Tarot reading is certainly the most popular form of cartomancy, and possibly the most common form of divination in the US. It uses a specialised deck of playing cards originally used for various trick-taking games; while there are several variations on the structure of this deck, if you pick up a deck at random it will probably follow the Smith-Waite structure. The original Smith-Waite deck was published in 1910 by William Rider and Son of London, having been created by scholar/occultist Arthur Edward Waite and artist/occultist Pamela Colman Smith. (This style of deck is also referred to as Rider-Waite, Rider-Waite-Smith (RWS), Waite-Colman Smith (WCS), and other permutations; I prefer Smith-Waite since Smith created the art and that’s kind of an important contribution.)

The Smith-Waite deck consists of 78 fully-illustrated cards: the “Major Arcana” are 22 cards numbered from 0-21 and the “Minor Arcana” are four suits (wands, pentacles, cups, and swords) of 14 cards each (ace to 10, page, knight, queen, and king.) The Smith-Waite deck wasn’t the first deck to have illustrated scenes on all 78 cards, but it was the first to be widely available. It was also packed with occult symbolism that was further expounded upon in A. E. Waite’s The Key to the Tarot, published in 1911. While it’s possible to do cartomancy with any deck of cards, the combination of complex illustrated scenes and systematized symbolism makes the Smith-Waite deck (and others inspired by it) particularly suited to the practise.
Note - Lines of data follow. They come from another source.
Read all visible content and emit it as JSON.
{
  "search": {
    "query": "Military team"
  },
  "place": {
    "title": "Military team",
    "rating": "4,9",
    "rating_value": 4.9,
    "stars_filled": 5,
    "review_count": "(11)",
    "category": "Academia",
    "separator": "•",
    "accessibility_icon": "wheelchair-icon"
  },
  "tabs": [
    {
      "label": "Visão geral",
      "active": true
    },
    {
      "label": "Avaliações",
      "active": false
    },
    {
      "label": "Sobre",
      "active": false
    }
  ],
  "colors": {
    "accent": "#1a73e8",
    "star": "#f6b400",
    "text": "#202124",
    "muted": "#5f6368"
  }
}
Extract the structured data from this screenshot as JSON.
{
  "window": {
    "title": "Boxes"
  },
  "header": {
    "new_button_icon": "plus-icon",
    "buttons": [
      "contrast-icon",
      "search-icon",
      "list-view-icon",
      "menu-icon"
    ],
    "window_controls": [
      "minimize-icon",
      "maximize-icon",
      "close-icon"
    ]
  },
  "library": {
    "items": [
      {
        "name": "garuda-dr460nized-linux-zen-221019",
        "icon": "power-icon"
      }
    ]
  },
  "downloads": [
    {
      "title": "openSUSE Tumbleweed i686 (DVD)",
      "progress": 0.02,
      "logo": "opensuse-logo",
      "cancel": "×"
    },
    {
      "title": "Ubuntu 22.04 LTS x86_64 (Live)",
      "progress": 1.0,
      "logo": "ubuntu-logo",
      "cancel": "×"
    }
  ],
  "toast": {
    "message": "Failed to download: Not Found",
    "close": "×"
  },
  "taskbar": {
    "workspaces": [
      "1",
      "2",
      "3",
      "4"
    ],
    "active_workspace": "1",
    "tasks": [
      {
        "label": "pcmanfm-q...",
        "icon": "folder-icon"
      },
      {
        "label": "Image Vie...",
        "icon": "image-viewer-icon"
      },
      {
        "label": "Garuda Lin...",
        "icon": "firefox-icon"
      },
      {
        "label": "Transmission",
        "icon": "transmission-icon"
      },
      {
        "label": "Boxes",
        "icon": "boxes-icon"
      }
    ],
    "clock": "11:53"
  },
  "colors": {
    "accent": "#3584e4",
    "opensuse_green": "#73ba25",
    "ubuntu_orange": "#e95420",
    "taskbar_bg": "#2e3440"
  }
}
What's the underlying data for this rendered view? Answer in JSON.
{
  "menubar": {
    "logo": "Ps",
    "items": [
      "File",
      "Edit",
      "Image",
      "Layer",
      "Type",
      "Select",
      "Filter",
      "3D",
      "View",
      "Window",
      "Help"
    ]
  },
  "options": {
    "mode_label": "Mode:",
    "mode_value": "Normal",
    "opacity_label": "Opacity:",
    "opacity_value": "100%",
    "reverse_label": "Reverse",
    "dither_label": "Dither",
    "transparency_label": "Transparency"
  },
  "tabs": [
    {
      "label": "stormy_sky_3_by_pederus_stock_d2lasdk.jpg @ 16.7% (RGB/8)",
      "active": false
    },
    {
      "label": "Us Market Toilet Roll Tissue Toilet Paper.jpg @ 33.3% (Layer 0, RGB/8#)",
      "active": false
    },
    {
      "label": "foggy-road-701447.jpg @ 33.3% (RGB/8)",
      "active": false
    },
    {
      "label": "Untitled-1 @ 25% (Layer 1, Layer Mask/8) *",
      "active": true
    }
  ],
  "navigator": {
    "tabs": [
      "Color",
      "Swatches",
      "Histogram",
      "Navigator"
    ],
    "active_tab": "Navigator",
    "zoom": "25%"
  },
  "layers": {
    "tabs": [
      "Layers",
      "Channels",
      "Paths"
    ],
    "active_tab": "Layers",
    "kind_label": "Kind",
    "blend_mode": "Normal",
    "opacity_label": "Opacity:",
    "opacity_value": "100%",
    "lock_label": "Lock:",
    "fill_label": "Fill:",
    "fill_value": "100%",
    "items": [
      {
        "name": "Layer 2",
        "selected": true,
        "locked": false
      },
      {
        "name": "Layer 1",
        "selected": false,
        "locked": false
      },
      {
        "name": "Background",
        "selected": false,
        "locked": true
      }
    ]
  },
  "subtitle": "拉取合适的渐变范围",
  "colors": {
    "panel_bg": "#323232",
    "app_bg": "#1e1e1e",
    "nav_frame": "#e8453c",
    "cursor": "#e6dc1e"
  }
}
Reproductions, reprints, recolourings, and redrawings of the original Smith-Waite deck are widely available, but I don’t actually own one. The closest I think I have is the Color Your Own Tarot illustrated by Echo Chernik.

Tarot deck, box, and three-card spread

This deck is decent quality cardstock and uncoated, which makes it less nice to handle and shuffle than a coated deck but better for colouring on. My deck is not yet coloured because I lack the necessary confidence, but I swear I’ll get around to it. Someday.

The small accompanying pamphlet provides some keywords or phrases for each card in either upright or reversed position and a brief meaning of each suit. (A sidenote on reversed meanings: I personally think that 78 cards provide enough nuance on their own, so I normally ignore card orientation completely. As with everything else in divination, there’s no wrong approach.)

Queen of Pentacles

There are a number of traditional “spreads” (layouts) used for cartomancy, but we’re going to start with the simplest form of tarot reading, the single card. Decide on a query, then shuffle the deck and pull a card. People will then either interpret it by intuition based on the art and how they feel it relates to the query, or work off of traditional meanings.

Looking up the Queen of Pentacles in the booklet we find “opulence, magnificence, life of pleasure”, while A. E. Waite would add security, liberty, and generosity to that list.